This work was supported by the BIAL Foundation, the University and University Hospital of Liège, the Belgian National Funds for Scientific Research (FRS-FNRS), the European Union’s Horizon 2020 Framework Programme for Research and Innovation under the Specific Grant Agreement No. 945539 (Human Brain Project SGA3), the fund Generet, the King Baudouin Foundation, and the Foundation Leon Fredericq. O.G. is research associate and S.L. is research director at the F.R.S-FNRS.

Author information

Authors and Affiliations



CM, OG, and SL secured the funding. AR, LD, QM, LC, HC, and CM collaborated on data acquisition. All authors contributed to conceptualisation and study design. AR, CM, LD, and ND did the analyses. All authors had full access to all the data in the study. AF and CM wrote the original draft. All authors contributed to reviewing and editing the manuscript in detail. All authors had final responsibility for the decision to submit for publication. All authors read and approved the final manuscript.

Corresponding author

Correspondence to Charlotte Martial.

Ethics declarations

Ethical approval and consent to participate

The study was conducted according to the guidelines of the Declaration of Helsinki (1964) and its later amendments, after approval by the Ethics Committee of the Medicine Faculty of the University of Liège (reference: 2019/104). Informed consent to participate in the study was obtained for all patients enrolled in the study.
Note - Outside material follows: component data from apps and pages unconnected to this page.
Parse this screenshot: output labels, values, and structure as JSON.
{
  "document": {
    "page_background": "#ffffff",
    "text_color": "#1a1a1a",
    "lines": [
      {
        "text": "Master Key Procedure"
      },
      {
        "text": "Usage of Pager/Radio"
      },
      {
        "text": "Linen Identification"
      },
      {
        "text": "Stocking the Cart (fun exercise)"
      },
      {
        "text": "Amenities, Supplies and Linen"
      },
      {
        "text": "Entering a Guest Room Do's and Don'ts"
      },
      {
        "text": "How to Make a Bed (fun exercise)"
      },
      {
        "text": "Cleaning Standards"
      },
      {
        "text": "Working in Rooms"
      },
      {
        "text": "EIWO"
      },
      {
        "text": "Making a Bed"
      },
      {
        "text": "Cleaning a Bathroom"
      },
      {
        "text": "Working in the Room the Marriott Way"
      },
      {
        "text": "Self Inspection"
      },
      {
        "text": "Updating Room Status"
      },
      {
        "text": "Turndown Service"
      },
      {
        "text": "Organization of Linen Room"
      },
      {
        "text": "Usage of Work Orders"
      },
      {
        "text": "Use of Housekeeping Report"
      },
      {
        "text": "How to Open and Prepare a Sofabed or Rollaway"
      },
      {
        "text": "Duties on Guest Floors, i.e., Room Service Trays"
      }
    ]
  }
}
Consent for publication

Not applicable.

Competing interests

The authors declare that they have no competing interests.

Additional information

Publisher's Note

Springer Nature remains neutral with regard to jurisdictional claims in published maps and institutional affiliations.

Supplementary Information

Additional file 1

. Detailed method (including statistical analyses).

Rights and permissions

Open Access This article is licensed under a Creative Commons Attribution 4.0 International License, which permits use, sharing, adaptation, distribution and reproduction in any medium or format, as long as you give appropriate credit to the original author(s) and the source, provide a link to the Creative Commons licence, and indicate if changes were made. The images or other third party material in this article are included in the article's Creative Commons licence, unless indicated otherwise in a credit line to the material. If material is not included in the article's Creative Commons licence and your intended use is not permitted by statutory regulation or exceeds the permitted use, you will need to obtain permission directly from the copyright holder. To view a copy of this licence, visit The Creative Commons Public Domain Dedication waiver ( applies to the data made available in this article, unless otherwise stated in a credit line to the data.

Reprints and permissions

About this article

Check for updates. Verify currency and authenticity via CrossMark

Cite this article

Rousseau, AF., Dams, L., Massart, Q. et al. Incidence of near-death experiences in patients surviving a prolonged critical illness and their long-term impact: a prospective observational study. Crit Care 27, 76 (2023).

Download citation

  • Received:

  • Accepted:

  • Published:

  • DOI: